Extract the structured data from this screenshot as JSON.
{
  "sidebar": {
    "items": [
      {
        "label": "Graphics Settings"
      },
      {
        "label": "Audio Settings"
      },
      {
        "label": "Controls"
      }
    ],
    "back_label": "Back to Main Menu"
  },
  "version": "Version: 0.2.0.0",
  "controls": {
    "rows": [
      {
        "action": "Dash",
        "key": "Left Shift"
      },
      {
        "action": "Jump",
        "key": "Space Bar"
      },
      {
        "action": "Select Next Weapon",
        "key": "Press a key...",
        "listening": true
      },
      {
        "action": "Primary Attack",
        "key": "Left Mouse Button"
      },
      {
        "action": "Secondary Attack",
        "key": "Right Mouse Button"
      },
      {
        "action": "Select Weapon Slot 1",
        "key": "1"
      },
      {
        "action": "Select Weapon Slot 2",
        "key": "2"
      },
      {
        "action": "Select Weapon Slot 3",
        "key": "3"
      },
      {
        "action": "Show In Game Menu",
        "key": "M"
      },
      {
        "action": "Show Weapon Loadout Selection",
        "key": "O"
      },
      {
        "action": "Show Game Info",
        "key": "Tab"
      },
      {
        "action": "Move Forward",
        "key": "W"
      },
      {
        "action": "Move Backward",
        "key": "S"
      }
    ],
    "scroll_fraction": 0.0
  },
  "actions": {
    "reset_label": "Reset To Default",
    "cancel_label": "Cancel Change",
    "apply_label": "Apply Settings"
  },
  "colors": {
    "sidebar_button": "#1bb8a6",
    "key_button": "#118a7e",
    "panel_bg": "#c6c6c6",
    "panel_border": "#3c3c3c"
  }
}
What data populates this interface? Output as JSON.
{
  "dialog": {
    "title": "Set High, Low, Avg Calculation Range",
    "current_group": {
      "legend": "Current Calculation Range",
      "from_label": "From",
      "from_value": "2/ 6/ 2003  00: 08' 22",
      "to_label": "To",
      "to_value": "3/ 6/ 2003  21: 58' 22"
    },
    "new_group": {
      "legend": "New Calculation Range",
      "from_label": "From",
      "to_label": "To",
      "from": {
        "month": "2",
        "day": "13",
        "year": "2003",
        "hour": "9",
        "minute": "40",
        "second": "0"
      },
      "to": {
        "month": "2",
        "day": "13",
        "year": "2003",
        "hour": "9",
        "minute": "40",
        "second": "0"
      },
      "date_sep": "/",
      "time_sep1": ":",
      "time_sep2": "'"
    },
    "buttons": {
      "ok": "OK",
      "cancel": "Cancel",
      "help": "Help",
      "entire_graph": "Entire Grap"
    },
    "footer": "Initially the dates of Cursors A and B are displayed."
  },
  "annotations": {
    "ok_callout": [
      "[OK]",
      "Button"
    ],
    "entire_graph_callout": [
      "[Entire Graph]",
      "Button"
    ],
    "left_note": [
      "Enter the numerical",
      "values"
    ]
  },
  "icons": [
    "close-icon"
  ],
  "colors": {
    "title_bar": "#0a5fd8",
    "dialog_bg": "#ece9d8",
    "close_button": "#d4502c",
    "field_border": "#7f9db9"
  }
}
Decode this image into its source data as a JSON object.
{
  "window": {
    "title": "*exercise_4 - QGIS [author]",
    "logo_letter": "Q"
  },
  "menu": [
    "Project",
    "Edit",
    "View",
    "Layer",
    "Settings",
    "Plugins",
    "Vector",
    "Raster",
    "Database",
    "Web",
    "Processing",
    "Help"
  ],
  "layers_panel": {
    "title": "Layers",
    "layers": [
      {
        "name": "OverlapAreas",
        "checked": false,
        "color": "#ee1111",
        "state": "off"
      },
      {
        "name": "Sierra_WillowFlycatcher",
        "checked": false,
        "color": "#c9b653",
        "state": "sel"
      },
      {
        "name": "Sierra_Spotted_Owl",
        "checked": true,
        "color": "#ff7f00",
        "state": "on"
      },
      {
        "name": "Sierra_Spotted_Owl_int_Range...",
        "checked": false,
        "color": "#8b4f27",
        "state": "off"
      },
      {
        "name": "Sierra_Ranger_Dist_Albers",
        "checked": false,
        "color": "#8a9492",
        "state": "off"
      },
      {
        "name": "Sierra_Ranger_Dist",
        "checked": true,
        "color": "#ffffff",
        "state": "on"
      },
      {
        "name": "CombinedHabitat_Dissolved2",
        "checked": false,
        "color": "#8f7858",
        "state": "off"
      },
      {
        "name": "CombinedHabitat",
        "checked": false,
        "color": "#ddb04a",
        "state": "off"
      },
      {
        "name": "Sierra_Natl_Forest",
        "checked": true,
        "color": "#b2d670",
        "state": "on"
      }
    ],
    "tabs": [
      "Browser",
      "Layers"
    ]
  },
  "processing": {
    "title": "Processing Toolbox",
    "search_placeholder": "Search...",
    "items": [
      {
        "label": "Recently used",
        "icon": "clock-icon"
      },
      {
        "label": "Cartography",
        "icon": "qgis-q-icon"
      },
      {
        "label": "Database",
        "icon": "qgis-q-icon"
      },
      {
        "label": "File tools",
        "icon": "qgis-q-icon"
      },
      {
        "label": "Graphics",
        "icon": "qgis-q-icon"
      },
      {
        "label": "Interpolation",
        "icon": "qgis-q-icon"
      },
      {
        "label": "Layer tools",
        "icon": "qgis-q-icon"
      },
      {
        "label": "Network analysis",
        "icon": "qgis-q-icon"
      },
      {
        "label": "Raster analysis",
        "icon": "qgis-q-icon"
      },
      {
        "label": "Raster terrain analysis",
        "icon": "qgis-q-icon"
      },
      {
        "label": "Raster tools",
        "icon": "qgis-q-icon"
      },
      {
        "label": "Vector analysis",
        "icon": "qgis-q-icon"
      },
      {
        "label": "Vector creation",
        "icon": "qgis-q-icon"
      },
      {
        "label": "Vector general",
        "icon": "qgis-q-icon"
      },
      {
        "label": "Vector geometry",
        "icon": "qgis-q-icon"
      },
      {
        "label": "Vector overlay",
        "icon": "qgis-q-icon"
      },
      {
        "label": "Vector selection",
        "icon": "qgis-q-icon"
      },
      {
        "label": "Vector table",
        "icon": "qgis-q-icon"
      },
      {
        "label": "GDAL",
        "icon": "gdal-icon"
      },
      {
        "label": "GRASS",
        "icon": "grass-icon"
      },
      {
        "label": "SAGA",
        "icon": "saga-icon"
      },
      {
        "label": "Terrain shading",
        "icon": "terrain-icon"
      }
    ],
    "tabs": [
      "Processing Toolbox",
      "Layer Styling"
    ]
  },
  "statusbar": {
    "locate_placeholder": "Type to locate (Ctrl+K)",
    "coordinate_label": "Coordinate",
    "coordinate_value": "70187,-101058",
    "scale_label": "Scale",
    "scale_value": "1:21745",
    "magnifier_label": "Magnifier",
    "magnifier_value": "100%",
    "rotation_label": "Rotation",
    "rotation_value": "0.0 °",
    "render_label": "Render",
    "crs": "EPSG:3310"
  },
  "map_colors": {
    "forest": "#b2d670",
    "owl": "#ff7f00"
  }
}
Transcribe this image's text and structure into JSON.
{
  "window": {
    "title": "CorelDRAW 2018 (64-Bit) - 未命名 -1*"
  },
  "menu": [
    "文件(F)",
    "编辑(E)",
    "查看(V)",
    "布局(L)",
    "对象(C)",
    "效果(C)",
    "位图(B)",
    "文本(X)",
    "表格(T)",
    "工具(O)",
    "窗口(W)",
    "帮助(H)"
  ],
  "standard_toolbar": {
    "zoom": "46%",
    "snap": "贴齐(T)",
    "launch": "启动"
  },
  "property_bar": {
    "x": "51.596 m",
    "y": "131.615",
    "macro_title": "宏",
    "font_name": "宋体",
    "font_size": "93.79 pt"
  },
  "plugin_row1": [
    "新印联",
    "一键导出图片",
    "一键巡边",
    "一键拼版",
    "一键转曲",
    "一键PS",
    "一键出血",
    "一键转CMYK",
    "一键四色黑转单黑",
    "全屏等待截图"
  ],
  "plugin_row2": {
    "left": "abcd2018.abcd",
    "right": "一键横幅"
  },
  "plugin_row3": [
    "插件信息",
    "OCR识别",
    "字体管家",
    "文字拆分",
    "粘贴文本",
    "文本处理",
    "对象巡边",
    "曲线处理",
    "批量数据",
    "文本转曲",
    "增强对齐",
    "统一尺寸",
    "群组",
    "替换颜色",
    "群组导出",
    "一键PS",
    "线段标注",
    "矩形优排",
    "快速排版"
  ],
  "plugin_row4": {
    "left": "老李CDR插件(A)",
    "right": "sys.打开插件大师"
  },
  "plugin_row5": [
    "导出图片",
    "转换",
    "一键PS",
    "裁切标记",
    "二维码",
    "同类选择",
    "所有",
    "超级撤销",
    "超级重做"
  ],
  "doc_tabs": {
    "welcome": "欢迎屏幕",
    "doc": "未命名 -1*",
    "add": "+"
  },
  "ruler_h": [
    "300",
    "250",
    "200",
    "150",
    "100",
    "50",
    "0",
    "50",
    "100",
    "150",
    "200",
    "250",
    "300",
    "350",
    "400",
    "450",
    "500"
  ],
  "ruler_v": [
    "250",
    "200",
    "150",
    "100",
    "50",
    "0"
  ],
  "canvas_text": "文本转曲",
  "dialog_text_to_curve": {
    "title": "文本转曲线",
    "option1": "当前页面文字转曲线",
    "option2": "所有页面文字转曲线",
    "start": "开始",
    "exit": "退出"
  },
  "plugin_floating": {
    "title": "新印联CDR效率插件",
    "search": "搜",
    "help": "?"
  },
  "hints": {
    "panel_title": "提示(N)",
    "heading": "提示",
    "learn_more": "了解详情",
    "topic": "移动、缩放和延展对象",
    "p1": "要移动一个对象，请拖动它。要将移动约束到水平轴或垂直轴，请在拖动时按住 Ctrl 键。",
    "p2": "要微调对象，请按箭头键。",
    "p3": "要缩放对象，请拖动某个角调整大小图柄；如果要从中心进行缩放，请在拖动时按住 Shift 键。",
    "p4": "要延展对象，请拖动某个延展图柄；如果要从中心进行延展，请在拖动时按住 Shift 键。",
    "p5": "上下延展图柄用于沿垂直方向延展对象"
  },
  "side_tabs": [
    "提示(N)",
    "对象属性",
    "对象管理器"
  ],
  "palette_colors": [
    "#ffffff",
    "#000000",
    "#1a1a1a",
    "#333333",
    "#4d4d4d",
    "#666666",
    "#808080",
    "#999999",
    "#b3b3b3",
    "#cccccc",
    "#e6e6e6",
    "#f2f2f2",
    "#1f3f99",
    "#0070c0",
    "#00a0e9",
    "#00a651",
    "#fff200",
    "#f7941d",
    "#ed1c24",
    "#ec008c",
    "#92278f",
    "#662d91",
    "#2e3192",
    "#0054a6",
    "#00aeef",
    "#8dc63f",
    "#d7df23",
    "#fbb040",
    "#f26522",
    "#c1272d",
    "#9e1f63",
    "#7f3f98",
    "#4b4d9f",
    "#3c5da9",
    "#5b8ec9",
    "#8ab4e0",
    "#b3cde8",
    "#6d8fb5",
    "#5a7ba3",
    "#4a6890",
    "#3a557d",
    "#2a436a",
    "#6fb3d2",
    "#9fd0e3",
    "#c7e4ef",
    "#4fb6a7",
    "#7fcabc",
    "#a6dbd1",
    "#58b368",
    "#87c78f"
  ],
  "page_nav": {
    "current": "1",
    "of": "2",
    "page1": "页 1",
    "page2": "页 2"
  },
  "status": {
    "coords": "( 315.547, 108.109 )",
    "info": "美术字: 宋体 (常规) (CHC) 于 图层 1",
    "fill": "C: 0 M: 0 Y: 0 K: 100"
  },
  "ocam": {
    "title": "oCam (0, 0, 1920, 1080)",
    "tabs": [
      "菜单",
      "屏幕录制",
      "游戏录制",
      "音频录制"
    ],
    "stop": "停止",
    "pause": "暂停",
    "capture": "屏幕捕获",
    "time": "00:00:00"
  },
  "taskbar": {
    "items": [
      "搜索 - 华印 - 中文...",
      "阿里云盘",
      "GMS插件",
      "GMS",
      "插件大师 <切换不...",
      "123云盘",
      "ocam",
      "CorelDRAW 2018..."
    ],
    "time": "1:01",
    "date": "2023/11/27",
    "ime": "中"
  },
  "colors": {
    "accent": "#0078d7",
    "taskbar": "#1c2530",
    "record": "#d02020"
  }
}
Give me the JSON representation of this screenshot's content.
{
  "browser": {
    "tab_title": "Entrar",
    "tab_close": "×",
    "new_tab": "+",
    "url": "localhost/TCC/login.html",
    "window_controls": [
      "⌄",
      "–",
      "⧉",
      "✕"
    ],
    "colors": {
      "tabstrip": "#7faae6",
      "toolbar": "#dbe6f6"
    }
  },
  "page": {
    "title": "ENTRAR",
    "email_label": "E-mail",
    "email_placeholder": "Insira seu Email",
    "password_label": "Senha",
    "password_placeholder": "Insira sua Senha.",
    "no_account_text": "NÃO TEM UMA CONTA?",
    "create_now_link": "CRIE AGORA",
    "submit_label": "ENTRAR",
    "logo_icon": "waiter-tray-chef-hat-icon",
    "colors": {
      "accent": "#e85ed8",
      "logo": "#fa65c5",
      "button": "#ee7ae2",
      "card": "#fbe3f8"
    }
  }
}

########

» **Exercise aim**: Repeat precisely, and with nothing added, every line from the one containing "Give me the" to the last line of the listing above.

» **Written response**:
Give me the JSON representation of this screenshot's content.
{
  "browser": {
    "tab_title": "Entrar",
    "tab_close": "×",
    "new_tab": "+",
    "url": "localhost/TCC/login.html",
    "window_controls": [
      "⌄",
      "–",
      "⧉",
      "✕"
    ],
    "colors": {
      "tabstrip": "#7faae6",
      "toolbar": "#dbe6f6"
    }
  },
  "page": {
    "title": "ENTRAR",
    "email_label": "E-mail",
    "email_placeholder": "Insira seu Email",
    "password_label": "Senha",
    "password_placeholder": "Insira sua Senha.",
    "no_account_text": "NÃO TEM UMA CONTA?",
    "create_now_link": "CRIE AGORA",
    "submit_label": "ENTRAR",
    "logo_icon": "waiter-tray-chef-hat-icon",
    "colors": {
      "accent": "#e85ed8",
      "logo": "#fa65c5",
      "button": "#ee7ae2",
      "card": "#fbe3f8"
    }
  }
}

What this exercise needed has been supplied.